:: TASK TO COMPLETE ::
All entries need to be written out again exactly, without their pictures.

:: RECORD SET ::

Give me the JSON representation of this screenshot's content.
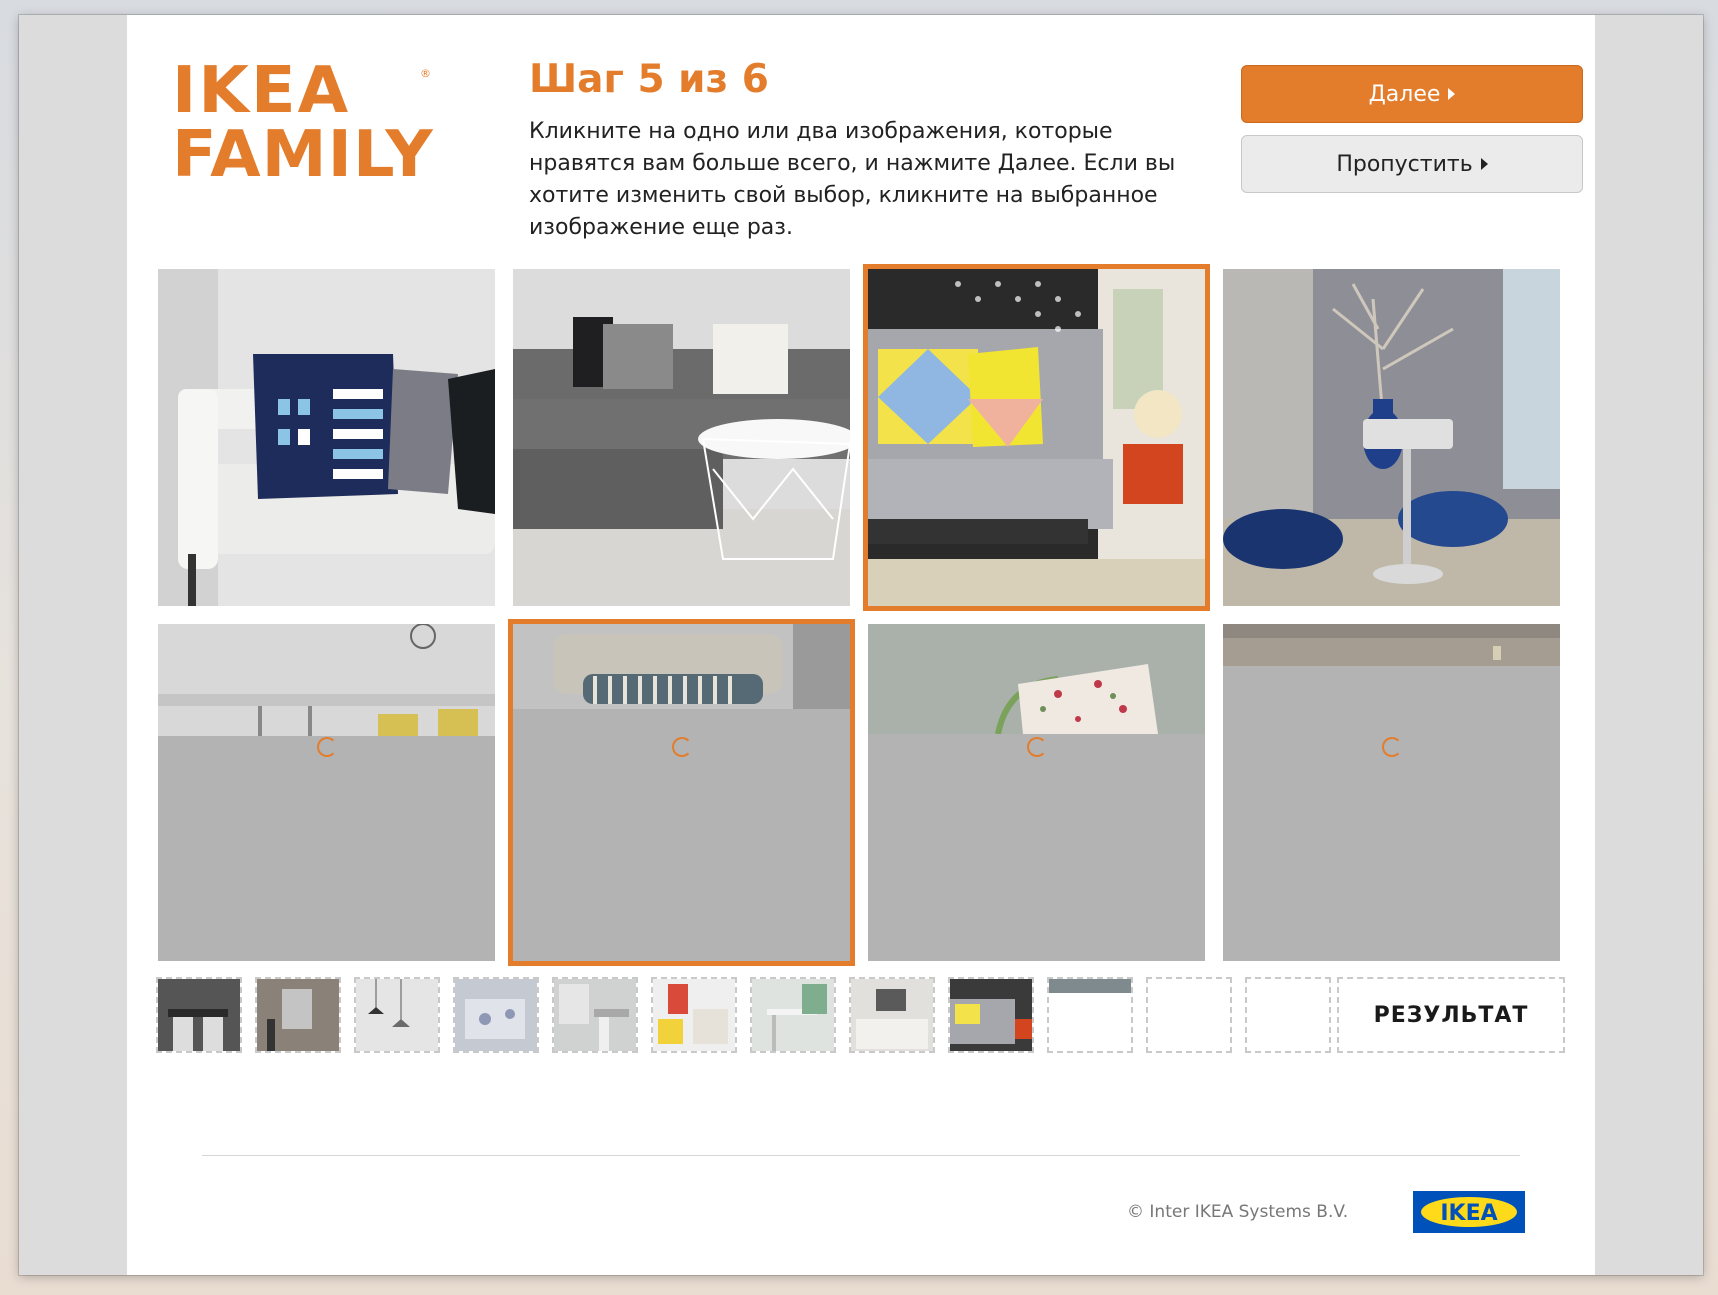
{
  "brand": {
    "logo_line1": "IKEA",
    "logo_line2": "FAMILY",
    "registered": "®",
    "accent_color": "#e37d2c"
  },
  "header": {
    "step_title": "Шаг 5 из 6",
    "instructions": "Кликните на одно или два изображения, которые нравятся вам больше всего, и нажмите Далее. Если вы хотите изменить свой выбор, кликните на выбранное изображение еще раз."
  },
  "buttons": {
    "next_label": "Далее",
    "skip_label": "Пропустить"
  },
  "grid": {
    "tiles": [
      {
        "name": "white-sofa-cushions",
        "selected": false,
        "loading": false
      },
      {
        "name": "grey-corner-sofa-wire-table",
        "selected": false,
        "loading": false
      },
      {
        "name": "grey-sofa-bed-geometric-cushions",
        "selected": true,
        "loading": false
      },
      {
        "name": "blue-glass-vases-lamp",
        "selected": false,
        "loading": false
      },
      {
        "name": "kitchen-counter",
        "selected": false,
        "loading": true
      },
      {
        "name": "striped-cushion-chair",
        "selected": true,
        "loading": true
      },
      {
        "name": "floral-cushion-chair",
        "selected": false,
        "loading": true
      },
      {
        "name": "bedroom-headboard",
        "selected": false,
        "loading": true
      }
    ]
  },
  "progress": {
    "thumbnails_filled": 10,
    "thumbnails_empty": 2,
    "result_label": "РЕЗУЛЬТАТ"
  },
  "footer": {
    "copyright": "© Inter IKEA Systems B.V.",
    "ikea_logo_text": "IKEA",
    "ikea_logo_blue": "#0051ba",
    "ikea_logo_yellow": "#ffda1a"
  }
}
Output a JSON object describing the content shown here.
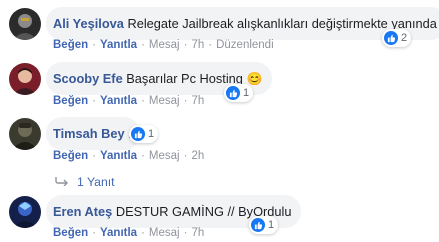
{
  "comments": [
    {
      "author": "Ali Yeşilova",
      "text": "Relegate Jailbreak alışkanlıkları değiştirmekte yanında",
      "reaction_count": "2",
      "actions": {
        "like": "Beğen",
        "reply": "Yanıtla",
        "message": "Mesaj",
        "time": "7h",
        "edited": "Düzenlendi"
      }
    },
    {
      "author": "Scooby Efe",
      "text": "Başarılar Pc Hosting 😊",
      "reaction_count": "1",
      "actions": {
        "like": "Beğen",
        "reply": "Yanıtla",
        "message": "Mesaj",
        "time": "7h"
      }
    },
    {
      "author": "Timsah Bey",
      "text": ".",
      "reaction_count": "1",
      "actions": {
        "like": "Beğen",
        "reply": "Yanıtla",
        "message": "Mesaj",
        "time": "2h"
      },
      "replies_label": "1 Yanıt"
    },
    {
      "author": "Eren Ateş",
      "text": "DESTUR GAMİNG // ByOrdulu",
      "reaction_count": "1",
      "actions": {
        "like": "Beğen",
        "reply": "Yanıtla",
        "message": "Mesaj",
        "time": "7h"
      }
    }
  ],
  "separator": "·",
  "colors": {
    "author": "#385898",
    "link": "#4267b2",
    "bubble": "#f2f3f5",
    "like_blue": "#1877f2",
    "meta": "#90949c"
  }
}
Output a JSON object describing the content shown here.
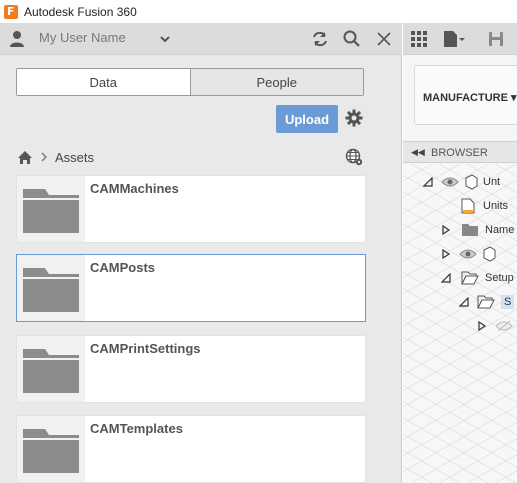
{
  "window": {
    "title": "Autodesk Fusion 360",
    "logo_letter": "F"
  },
  "user": {
    "name": "My User Name"
  },
  "data_panel": {
    "tabs": [
      {
        "label": "Data"
      },
      {
        "label": "People"
      }
    ],
    "upload_label": "Upload",
    "breadcrumb": {
      "current": "Assets"
    },
    "folders": [
      {
        "name": "CAMMachines",
        "selected": false
      },
      {
        "name": "CAMPosts",
        "selected": true
      },
      {
        "name": "CAMPrintSettings",
        "selected": false
      },
      {
        "name": "CAMTemplates",
        "selected": false
      }
    ]
  },
  "workspace": {
    "manufacture_label": "MANUFACTURE ▾",
    "browser_label": "BROWSER",
    "tree": [
      {
        "label": "Unt"
      },
      {
        "label": "Units"
      },
      {
        "label": "Name"
      },
      {
        "label": ""
      },
      {
        "label": "Setup"
      },
      {
        "label": "S"
      },
      {
        "label": ""
      }
    ]
  },
  "colors": {
    "accent": "#6a9bd6",
    "logo": "#f47a20",
    "selection": "#cfe2f6"
  }
}
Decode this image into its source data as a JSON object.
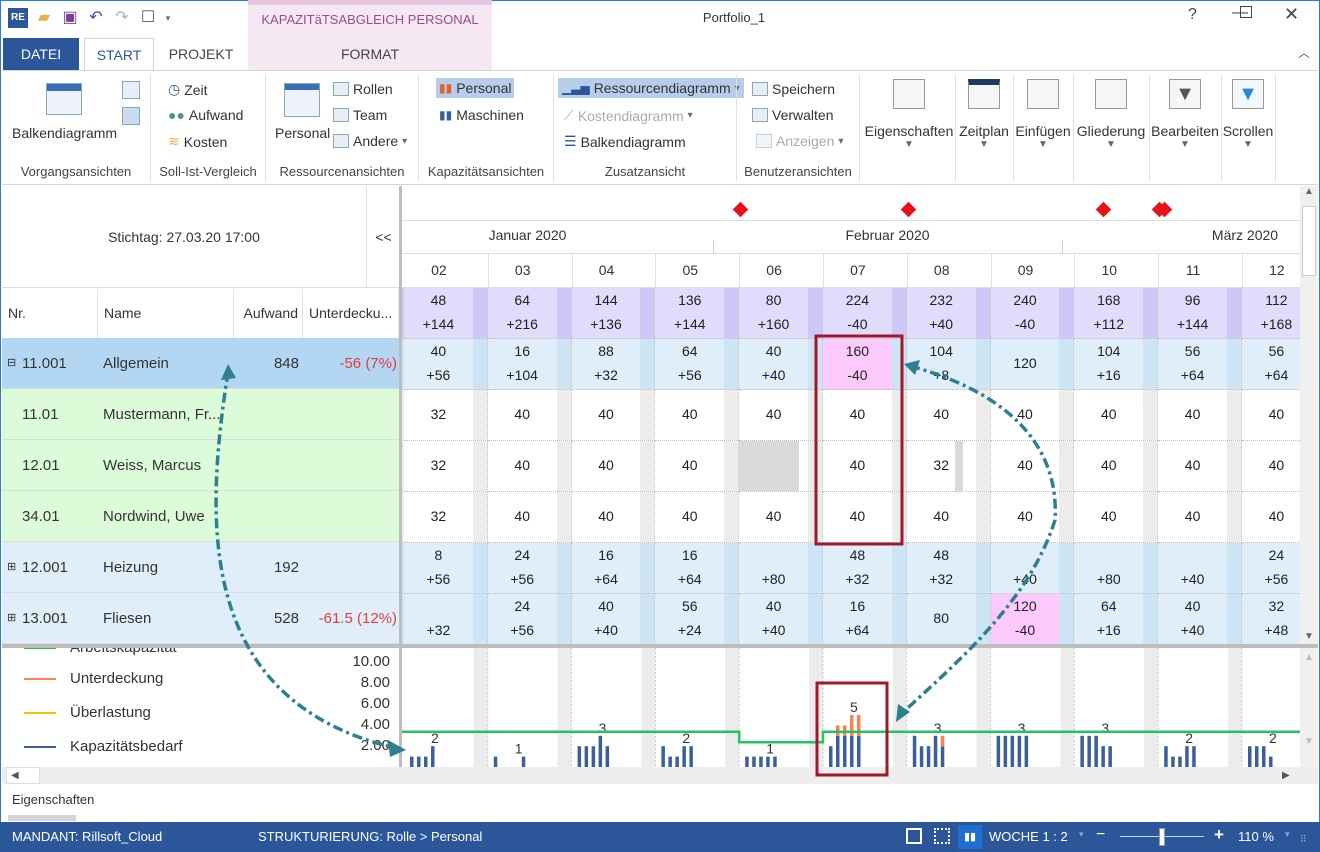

:: RESPONSE TO THIS EXERCISE ::
Give me the JSON representation of this screenshot's content.
{
  "brand": {
    "logo_line1": "IKEA",
    "logo_line2": "FAMILY",
    "registered": "®",
    "accent_color": "#e37d2c"
  },
  "header": {
    "step_title": "Шаг 5 из 6",
    "instructions": "Кликните на одно или два изображения, которые нравятся вам больше всего, и нажмите Далее. Если вы хотите изменить свой выбор, кликните на выбранное изображение еще раз."
  },
  "buttons": {
    "next_label": "Далее",
    "skip_label": "Пропустить"
  },
  "grid": {
    "tiles": [
      {
        "name": "white-sofa-cushions",
        "selected": false,
        "loading": false
      },
      {
        "name": "grey-corner-sofa-wire-table",
        "selected": false,
        "loading": false
      },
      {
        "name": "grey-sofa-bed-geometric-cushions",
        "selected": true,
        "loading": false
      },
      {
        "name": "blue-glass-vases-lamp",
        "selected": false,
        "loading": false
      },
      {
        "name": "kitchen-counter",
        "selected": false,
        "loading": true
      },
      {
        "name": "striped-cushion-chair",
        "selected": true,
        "loading": true
      },
      {
        "name": "floral-cushion-chair",
        "selected": false,
        "loading": true
      },
      {
        "name": "bedroom-headboard",
        "selected": false,
        "loading": true
      }
    ]
  },
  "progress": {
    "thumbnails_filled": 10,
    "thumbnails_empty": 2,
    "result_label": "РЕЗУЛЬТАТ"
  },
  "footer": {
    "copyright": "© Inter IKEA Systems B.V.",
    "ikea_logo_text": "IKEA",
    "ikea_logo_blue": "#0051ba",
    "ikea_logo_yellow": "#ffda1a"
  }
}
Output a JSON object describing the content shown here.
{
  "comments": [
    {
      "author": "Ali Yeşilova",
      "text": "Relegate Jailbreak alışkanlıkları değiştirmekte yanında",
      "reaction_count": "2",
      "actions": {
        "like": "Beğen",
        "reply": "Yanıtla",
        "message": "Mesaj",
        "time": "7h",
        "edited": "Düzenlendi"
      }
    },
    {
      "author": "Scooby Efe",
      "text": "Başarılar Pc Hosting 😊",
      "reaction_count": "1",
      "actions": {
        "like": "Beğen",
        "reply": "Yanıtla",
        "message": "Mesaj",
        "time": "7h"
      }
    },
    {
      "author": "Timsah Bey",
      "text": ".",
      "reaction_count": "1",
      "actions": {
        "like": "Beğen",
        "reply": "Yanıtla",
        "message": "Mesaj",
        "time": "2h"
      },
      "replies_label": "1 Yanıt"
    },
    {
      "author": "Eren Ateş",
      "text": "DESTUR GAMİNG // ByOrdulu",
      "reaction_count": "1",
      "actions": {
        "like": "Beğen",
        "reply": "Yanıtla",
        "message": "Mesaj",
        "time": "7h"
      }
    }
  ],
  "separator": "·",
  "colors": {
    "author": "#385898",
    "link": "#4267b2",
    "bubble": "#f2f3f5",
    "like_blue": "#1877f2",
    "meta": "#90949c"
  }
}
Output a JSON object describing the content shown here.
{
  "window": {
    "title": "Autodesk Fusion 360",
    "logo_letter": "F"
  },
  "user": {
    "name": "My User Name"
  },
  "data_panel": {
    "tabs": [
      {
        "label": "Data"
      },
      {
        "label": "People"
      }
    ],
    "upload_label": "Upload",
    "breadcrumb": {
      "current": "Assets"
    },
    "folders": [
      {
        "name": "CAMMachines",
        "selected": false
      },
      {
        "name": "CAMPosts",
        "selected": true
      },
      {
        "name": "CAMPrintSettings",
        "selected": false
      },
      {
        "name": "CAMTemplates",
        "selected": false
      }
    ]
  },
  "workspace": {
    "manufacture_label": "MANUFACTURE ▾",
    "browser_label": "BROWSER",
    "tree": [
      {
        "label": "Unt"
      },
      {
        "label": "Units"
      },
      {
        "label": "Name"
      },
      {
        "label": ""
      },
      {
        "label": "Setup"
      },
      {
        "label": "S"
      },
      {
        "label": ""
      }
    ]
  },
  "colors": {
    "accent": "#6a9bd6",
    "logo": "#f47a20",
    "selection": "#cfe2f6"
  }
}
Decode this image into its source data as a JSON object.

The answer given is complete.